The social media world is going through a shake-up right now. Just in case anyone wasn’t tracking, the world’s richest man, Elon Musk, just bought Twitter for around $44B. It’s been a little more than a week since the dust settled, and Twitter is undergoing significant changes. Perhaps the most critical change that should concern security professionals is the change to Twitter Blue; more specifically, how Twitter Blue now offers a “verification” checkmark.

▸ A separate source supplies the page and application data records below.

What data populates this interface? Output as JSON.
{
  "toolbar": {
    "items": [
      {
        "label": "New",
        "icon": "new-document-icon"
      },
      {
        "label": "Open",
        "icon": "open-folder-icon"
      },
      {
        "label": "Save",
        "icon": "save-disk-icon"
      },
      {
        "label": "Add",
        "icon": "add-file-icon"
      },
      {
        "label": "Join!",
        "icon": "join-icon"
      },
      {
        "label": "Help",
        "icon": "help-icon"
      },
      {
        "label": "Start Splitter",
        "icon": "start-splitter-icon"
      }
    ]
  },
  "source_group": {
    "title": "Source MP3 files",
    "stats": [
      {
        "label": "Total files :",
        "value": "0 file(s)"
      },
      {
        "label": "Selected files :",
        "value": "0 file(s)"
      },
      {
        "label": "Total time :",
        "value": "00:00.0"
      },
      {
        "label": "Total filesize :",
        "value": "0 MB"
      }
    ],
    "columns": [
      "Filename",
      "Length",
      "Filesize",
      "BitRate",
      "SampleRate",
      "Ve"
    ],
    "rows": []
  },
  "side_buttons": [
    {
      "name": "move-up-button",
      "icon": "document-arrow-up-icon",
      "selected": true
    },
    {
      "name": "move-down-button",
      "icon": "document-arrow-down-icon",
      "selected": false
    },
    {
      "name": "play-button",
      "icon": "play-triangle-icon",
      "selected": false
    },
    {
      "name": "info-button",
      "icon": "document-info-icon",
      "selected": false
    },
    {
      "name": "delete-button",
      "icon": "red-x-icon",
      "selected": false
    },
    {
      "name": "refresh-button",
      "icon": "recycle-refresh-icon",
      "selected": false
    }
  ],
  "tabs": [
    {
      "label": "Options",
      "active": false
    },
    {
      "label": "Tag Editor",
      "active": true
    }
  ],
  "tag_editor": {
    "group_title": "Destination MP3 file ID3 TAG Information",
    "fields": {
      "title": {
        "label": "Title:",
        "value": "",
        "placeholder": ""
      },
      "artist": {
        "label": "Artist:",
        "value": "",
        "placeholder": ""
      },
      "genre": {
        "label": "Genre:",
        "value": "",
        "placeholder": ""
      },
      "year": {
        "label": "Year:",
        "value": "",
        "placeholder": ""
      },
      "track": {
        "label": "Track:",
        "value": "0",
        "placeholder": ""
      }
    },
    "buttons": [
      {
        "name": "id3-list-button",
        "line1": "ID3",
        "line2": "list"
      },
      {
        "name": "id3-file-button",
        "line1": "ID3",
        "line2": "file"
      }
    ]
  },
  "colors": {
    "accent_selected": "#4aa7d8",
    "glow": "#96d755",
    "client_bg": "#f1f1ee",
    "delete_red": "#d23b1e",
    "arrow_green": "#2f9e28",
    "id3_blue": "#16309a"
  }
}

For a small fee of $8 a month, Twitter Blue now offers anyone a “verification” checkmark. I’m putting verification in quotes here because it’s unclear, at least to me, if the blue checkmark is still meant to be a verification badge or simply a flair to signify that you pay for Twitter Blue. Before Musk acquired the platform, the blue checkmark was separate from the Twitter Blue subscription service and used to authenticate that users were who they said they were. I could be confident that the person on Twitter named Bill Gates with the blue checkmark was, in fact, Bill Gates. Yes, Twitter had some incidents where people could get verified as someone they weren’t, but those were relatively few in the grand scheme. However, anyone can now “verify” their account for $8 a month, which is a security issue.
Whether we should or not, human nature is to place more inherent trust in people we’ve “verified.” I trust my friends’ opinions more than I trust Wikipedia because I know them, whereas Wikipedia is a void of mostly unknown collaborators. Unfortunately, for many people, that verification mark works the same way. I don’t know John Hammond, but I trust his opinion on malware-related subjects. I’ve seen his videos, and I find his thought process sound and technical acumen up-to-snuff, so when I see a tweet from him on a cybersecurity topic, I generally consider it valid. Millions of people share this same thought pattern, maybe not about John Hammond, but generally about topics that interest them.

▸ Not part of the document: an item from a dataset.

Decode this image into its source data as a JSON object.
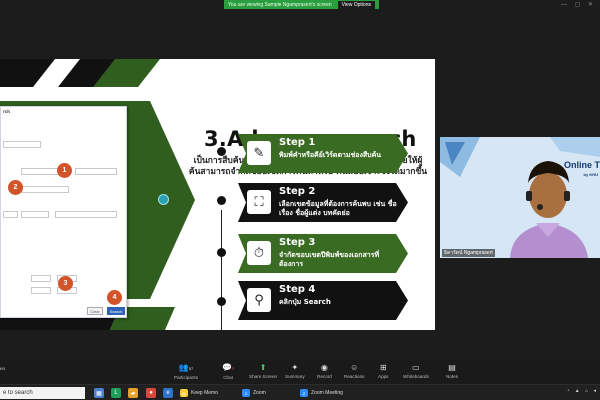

With anyone being able to “verify” their Twitter name at any time, and the ability to change Twitter names at any time, it can lead to confusion on who is actually the real person. This week alone, I’ve been confused about whether Elon Musk actually said something at least three times as people are protesting the buyout by changing their name to Elon Musk and “verifying” their account. And this will only get worse as malicious cyber actors leverage this new access to inherent trust in the blue checkmark for their phishing campaigns.
You might be asking yourself, why would an adversary pay for Twitter Blue to phish users? And I think the better question is, why wouldn’t they? $8 a month is cheap to a malicious cyber actor versus the trust value they gain. How many users in your environment will click on any link they see when their favorite Twitter celebrity posts it? How many people will look at the Twitter handle (not the username) to verify that the Handle is correct for the actual person? This new “verification” system is already causing massive confusion. I predict we’ll see a substantial increase in Twitter-based phishing attacks (T1566.003) from “verified” accounts in the coming days to weeks.
Twitter shortens all links on their site to “t.co/” to help with the character limits. This shortened link also obfuscated the actual connection from the end user; however, as defenders, we can use this short link to cut down on phishing attempts through Twitter. Blocking “t.co” through a DNS sinkhole technique (M1021) and thus prevent any click-outs from Twitter.
While we wait for the dust to settle with this social media shake-up and for people’s opinions to change about how much trust they place in the blue checkmark, we can preemptively stop the phishing attacks, which are very likely coming if they haven’t started already.